It’s no secret that my first year back at work after having R was extremely challenging. R was born in August 2015, and Laura’s second child was born just a month or two before, so we were in the same stage as far as having babies the same age, but completely different situations since I was working full time and she was at home. She was supportive and encouraging, and she really helped me feel like I wasn’t alone. 

She taught me that where we spend our work day doesn’t eliminate mom guilt, household and marital stress, or mean that life is easier. We all have good days, and we all have bad days. We all struggle with difficult toddlers and keeping our house clean. At times we all question if what we are doing is making a difference. Our employment status doesn’t define our motherhood, and it doesn’t have to create walls between people who might otherwise be friends.


Amanda has really helped me see that no mom fits in one box, and some labels are inaccurate and diminishing. Employed moms don’t all work for the same reason. “Full-time mom” isn’t only reflective of SAHMs. Moms who are doing “the most important thing” are actually just all moms. Where we spend our time isn’t reflective of our worthiness or caliber of motherhood. 

She’s also taught me what vulnerability and personal growth look like. Each time she’s gone back to work after maternity leave, she’s been very open about how hard it is. When I’m going through my own struggles, I look at my journey through a microscope, and that makes it seem like there’s never any change. Seeing Amanda move from agony to peace over the last few years has shown me that every mom has big battles, and the growth is just as big even though it takes time.

Laura and I really hope you've enjoyed this two-part interview! We'd love to hear from you if you have any comments or feedback. We might even be open to a Part 3 if there are other questions we didn't cover here. (I haven't actually asked her about that, but maybe I could convince her haha! ;) 

Of course, we know that every family and every kid and every person is different, and we are not in any way trying to speak for everyone with our answers. But we hope this gave you some insight into the life of a mom who stays at home and one who is employed. 

We had fun working on this, and not to sound super cheesy, but we hope you had fun reading it too!
AnneMarie said...

This was such a fun series to read!

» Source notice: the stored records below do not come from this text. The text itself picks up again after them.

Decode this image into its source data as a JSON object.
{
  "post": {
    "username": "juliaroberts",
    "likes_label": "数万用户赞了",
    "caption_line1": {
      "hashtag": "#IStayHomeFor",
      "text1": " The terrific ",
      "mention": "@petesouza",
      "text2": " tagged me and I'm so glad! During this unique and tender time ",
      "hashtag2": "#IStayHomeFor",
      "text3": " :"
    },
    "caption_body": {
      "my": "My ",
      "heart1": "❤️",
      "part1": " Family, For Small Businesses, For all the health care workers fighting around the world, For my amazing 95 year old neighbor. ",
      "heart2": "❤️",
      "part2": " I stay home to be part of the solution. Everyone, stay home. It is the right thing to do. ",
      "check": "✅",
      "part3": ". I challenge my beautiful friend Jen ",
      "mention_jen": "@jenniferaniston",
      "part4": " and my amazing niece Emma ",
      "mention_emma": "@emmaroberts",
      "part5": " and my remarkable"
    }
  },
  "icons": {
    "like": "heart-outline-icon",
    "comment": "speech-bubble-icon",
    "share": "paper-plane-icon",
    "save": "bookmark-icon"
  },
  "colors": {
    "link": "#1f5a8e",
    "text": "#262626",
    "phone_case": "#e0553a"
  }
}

One question I have is: how do you work with your spouse on household duties? I've heard from other stay-at-home moms that this can just be a weird thing to figure out; and unfortunately, in some marriages, the husband at the office is under the impression that the wife should do most household things with no help because she's home all day (though with the kids). I don't know if Laura has experienced or noticed any of this imbalance/pressure, but I tend to think that families where both spouses have "office jobs" have probably figured things out in a more balanced or nuanced way. I'd love to hear your thoughts on it!

Hannah said...

This has been an interesting series! My husband and I are foster parents and do not have biological children. I've parented in a variety of situations. I worked full time with two (and then just one) children at home, while my husband worked second shift (4pm-2am). During that time I experienced the challenges of working moms, and also felt like a single mom on the days my husband worked. After that, I stayed home with three kids. Now I work part-time and am home the rest of the time. This season is also the first that my husband is on days and is consistently around for bedtime. It's a happy balance for me. I do like that my experiences give me understanding of the many challenges facing all different kinds of moms!

The Lady Okie said...

Hannah, I love that you've had such experience with all types of situations. I definitely see how it could feel like being a single mom when your husband works those hours. I do think part time would be the perfect balance for me also and something I hope might work for us at some point in the future. Thanks for reading and for sharing! It's a wonderful thing you're doing being a foster mom. I have several friends who do it, and Jordan and I have discussed that and adoption and something we are interested in!